Thursday, 19 April 2012

The Curious Case of Updating the Classics (The War on the Period)

One of my favourite artistic not-quite-a-myth but definite-not-a-truism is on that intimates an artistic work cannot succeed in an audience’s view if the world it creates is not one like his. It’s somewhat of a dilution of the generally more accurate adage that (esp.) thematically artistic work must have the ability to transcend time and society. I accede. Somewhere along the line, though, a belief in that adage has turned in something of a renouncement on the standard period piece. It’s a tetchy issue to extrapolate in itself, especially since that issue precipitates a host of others most significantly – perhaps – the general amateur critic’s view that the AMPAS is unduly obsessed with the “period” piece; an issue regardless of its actual veracity I’m not specifically committed to arguing on either side of the issue. What intrigues me most about the slow, but nonetheless significant, movement away from the period is the effect it seems to have on literary adaptations.

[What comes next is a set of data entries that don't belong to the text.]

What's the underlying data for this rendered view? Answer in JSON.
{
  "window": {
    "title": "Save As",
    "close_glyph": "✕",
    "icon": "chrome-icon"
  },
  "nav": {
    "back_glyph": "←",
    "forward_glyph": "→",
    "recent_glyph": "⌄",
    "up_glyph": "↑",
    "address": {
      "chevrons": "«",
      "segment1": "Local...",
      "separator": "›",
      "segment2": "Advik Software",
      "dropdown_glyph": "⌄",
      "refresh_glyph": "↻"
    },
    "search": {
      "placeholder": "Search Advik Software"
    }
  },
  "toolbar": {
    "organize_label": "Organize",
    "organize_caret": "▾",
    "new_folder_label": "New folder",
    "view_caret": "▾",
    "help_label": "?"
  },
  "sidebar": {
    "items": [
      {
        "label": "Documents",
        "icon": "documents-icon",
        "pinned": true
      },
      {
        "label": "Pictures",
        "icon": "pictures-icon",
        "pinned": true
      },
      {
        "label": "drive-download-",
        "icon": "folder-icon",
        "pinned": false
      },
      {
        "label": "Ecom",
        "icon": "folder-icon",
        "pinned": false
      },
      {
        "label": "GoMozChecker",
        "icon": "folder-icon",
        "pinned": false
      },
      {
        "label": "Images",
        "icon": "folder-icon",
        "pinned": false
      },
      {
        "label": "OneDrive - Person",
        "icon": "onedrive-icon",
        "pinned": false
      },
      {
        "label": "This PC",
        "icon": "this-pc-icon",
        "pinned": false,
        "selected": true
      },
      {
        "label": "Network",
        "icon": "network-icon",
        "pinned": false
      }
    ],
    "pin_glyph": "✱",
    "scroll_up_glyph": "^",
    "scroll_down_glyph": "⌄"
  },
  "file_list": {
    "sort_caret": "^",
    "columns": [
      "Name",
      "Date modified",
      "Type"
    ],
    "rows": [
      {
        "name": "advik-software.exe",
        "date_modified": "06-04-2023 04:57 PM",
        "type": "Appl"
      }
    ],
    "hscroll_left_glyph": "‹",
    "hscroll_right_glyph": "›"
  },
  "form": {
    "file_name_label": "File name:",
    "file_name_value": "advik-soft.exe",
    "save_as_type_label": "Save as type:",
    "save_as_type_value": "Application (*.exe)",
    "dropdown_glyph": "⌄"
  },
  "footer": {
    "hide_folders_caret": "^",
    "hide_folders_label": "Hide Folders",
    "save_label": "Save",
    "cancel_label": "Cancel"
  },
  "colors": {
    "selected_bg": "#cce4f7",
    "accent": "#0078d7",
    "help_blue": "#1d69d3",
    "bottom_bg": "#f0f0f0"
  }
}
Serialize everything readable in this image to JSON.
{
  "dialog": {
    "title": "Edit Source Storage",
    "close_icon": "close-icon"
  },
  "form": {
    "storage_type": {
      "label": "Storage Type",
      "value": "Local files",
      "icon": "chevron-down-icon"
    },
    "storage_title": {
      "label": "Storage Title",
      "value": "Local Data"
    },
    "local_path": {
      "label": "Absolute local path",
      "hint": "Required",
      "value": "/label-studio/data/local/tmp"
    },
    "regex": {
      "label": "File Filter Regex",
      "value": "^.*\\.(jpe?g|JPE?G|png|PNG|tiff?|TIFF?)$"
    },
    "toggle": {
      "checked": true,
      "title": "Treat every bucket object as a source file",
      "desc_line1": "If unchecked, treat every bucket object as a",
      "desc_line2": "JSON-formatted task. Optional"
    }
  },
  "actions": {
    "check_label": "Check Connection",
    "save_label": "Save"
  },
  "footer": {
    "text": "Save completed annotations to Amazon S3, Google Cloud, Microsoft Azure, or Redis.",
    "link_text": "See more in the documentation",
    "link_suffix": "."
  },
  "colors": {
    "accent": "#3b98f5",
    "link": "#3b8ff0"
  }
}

(For the record, I find the term “period piece” to be one of the most inherently problematic ones in movie-critiquing jargon. The umbrella term has become ad hominem for any film taking place in the 1960s or earlier. Considering that pre-1960 gives us 1960 years of movie fodder and the post 1960 gives us about 50 only shows the oddity in criticising the prevalence of “period pieces”, but maybe the issue is the prevalence of a specific period in period history. And, I’ve digressed – I’ll move on.)

The subject has been one meandering through my brain for some time now, but the situation came to a head when the news of Christian Carmago’s directorial by way of Anton Chekov’s The Seagull “which will set The Seagull in rural New England” was being streamlined. balk at the idea of sounding like a literary pedant, but this is one in a line of “updated” takes on classics that’s getting me the slightest bit chagrined. Really now, what gives? Theme. I’m from the (literary theory) school of thought that every artistic work, essentially, comes down to thematic thrust (even the most decadently aesthetic pieces). We appreciate films, like any other art form, because their themes are resounding, because their theses touch something in us irrespective of language, race or era. (Additionally, it made me sad because the plans for the traditional adaptation of the play with Kristin Scott Thomas and Carey Mulligan never came to fruition, coming off their successful run on Broadway.)I

Take for example Charles Huddleston’s imminent adaptation of Henrik Ibsen’s A Doll’s House. Literature enthusiasts would know that the film has something of a controversial history with the tale of the unsatisfied wife who eventually leaves her husband and children at the end. It was something of a shock to the Victorian ideals of the 19th century, and viewed from our contemporary world today it’s interesting to considering how different marriage was regarded. Nonetheless, an adaptation is imminent and apparently it’s not a straight literary adaptation, but an updated spin on the tale. It replaces the debt issues of the 19th century with the current American economic crises. And, I think – why? I’d assume Huddleston is keen on noting how despite the more than a century since Nora’s issues in Ibsen’s play we might not have come as far as we thought. If so, I accede. But, is it essential for that to be evinced by “updating the play”.

It’s not just because I’m unwilling to accept change with classics, because it’s hardly the case. Why update a film to make its themes hit home more effectively with a contemporary audience? Can’t the film audience be given more credit – won’t they’ be able to espy the thematic parallels in a film which doesn’t look like the world in which they live? Couldn’t the filmmakers have enough trust in their films to believe that they can get their thematic point across by having to resort to a contemporary setting? As good a film as Ralph Fiennes’ Coriolanus was it essential for it to be set in contemporary Rome?

Who knows, perhaps I pontificate needlessly. But, each time I hear a film adaptation of some classic piece being “updated” I roll my eyes a little. It’s en vogue at the moment, but unless the filmmaker can submit a significant reason as to why I’m generally blasé on the trend.

Do I over think the situation or is it a significant bugbear?

1 comment:

ruth said...

It is a tricky trend because as you said, unless the filmmaker is super talented and can add something really intriguing to it, then I wish they stay away from it. I did like Branagh's HAMLET which was updated to the 19th century but kept the Shakespearean dialogue intact.